Posts Tagged: Coccinellidae
Have you ever seen the larva of a lady beetle (aka ladybug) dining on an aphid? Lights! Camera!...
An immature lady beetle (larvae) chowing down on an oleander aphid. This photo was taken on a milkweed plant in Vacaville, Calif. (Photo by Kathy Keatley Garvey)
A well-fed adult lady beetle (aka ladybug) ignores a fat Oleander aphid. (Photo by Kathy Keatley Garvey)
Just call them the "incredible aphid-eating machines." That would be the lady beetles, commonly...
Lady beetle larva dining on aphids on milkweed, UC Davis campus. (Photo by Kathy Keatley Garvey)
A lady beetle, aka ladybug, tracks down more prey. (Photo by Kathy Keatley Garvey)
It's that time of year for a riot of aphids on new growth cheeseweed (malva) and wild radish and with that food source to see ladybird beetles go to town, chowing down. There's ladybugs in both their larval and adult stages doing the feeding. Some of the larvae look like mealybugs which is a food source that they mimic and also feed on. The mealybug destroyers was introduced from Australia at the turn of the 20th century to fight citrus mealybug and when there is no disruption, they are effective at keeping the population down. Another mealybug mimic is the dusky ladybird which also feeds on scales, aphids and mealy bugs. These are generalist predators, even cannibalizing their own, when other food sources are not present. The dusky has not been common in the Ventura area, but recently, PCA Jane Delahoyde spotted one. As our weather changes, we are bound to see other insects and invertebrates move into the area.
Check out this University of Florida ladybug website:

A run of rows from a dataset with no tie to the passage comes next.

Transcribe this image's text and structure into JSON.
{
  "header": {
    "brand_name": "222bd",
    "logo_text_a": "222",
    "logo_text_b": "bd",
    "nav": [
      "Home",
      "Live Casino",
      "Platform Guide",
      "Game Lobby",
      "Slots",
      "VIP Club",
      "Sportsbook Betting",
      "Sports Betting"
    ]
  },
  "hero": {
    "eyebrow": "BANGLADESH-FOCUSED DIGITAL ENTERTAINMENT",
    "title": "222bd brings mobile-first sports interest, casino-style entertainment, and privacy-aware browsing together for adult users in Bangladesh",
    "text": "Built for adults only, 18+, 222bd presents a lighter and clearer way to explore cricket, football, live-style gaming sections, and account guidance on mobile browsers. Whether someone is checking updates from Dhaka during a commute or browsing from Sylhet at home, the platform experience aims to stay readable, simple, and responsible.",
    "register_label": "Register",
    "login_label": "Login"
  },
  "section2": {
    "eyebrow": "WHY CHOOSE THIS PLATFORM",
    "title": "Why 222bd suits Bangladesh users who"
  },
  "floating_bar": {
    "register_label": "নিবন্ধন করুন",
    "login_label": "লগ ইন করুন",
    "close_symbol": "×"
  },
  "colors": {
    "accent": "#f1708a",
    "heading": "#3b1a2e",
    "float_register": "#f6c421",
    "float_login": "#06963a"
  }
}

Mealybug-like larval stage surrounded by aphid food (above) and adult (below)
Overhead in the lady's restroom of a restaurant at the Sausalito marina: Mother to daughter:...
A lady beetle, newly rescued from the bathroom of a restaurant in Marin County, crawls on an Iceland poppy in a Solano County bee garden. Freedom! (Photo by Kathy Keatley Garvey)
Which way is up? Which way is down? A rescued lady beetle exploring its surroundings. (Photo by Kathy Keatley Garvey)
Who wouldn't like to have a lady beetle, aka ladybug? Although they're commonly called "ladybugs,"...
A lady beetle crawls on an Iceland poppy stem. (Photo by Kathy Keatley Garvey)
Just as the grass looks greener on the other side, the aphids look fatter on the other side. (Photo by Kathy Keatley Garvey)
A sight not commonly seen: a lady beetle about to take flight. (Photo by Kathy Keatley Garvey)
A cluster of 24 eggs that a lady beetle deposited on a Passiflora leaf. (Photo by Kathy Keatley Garvey)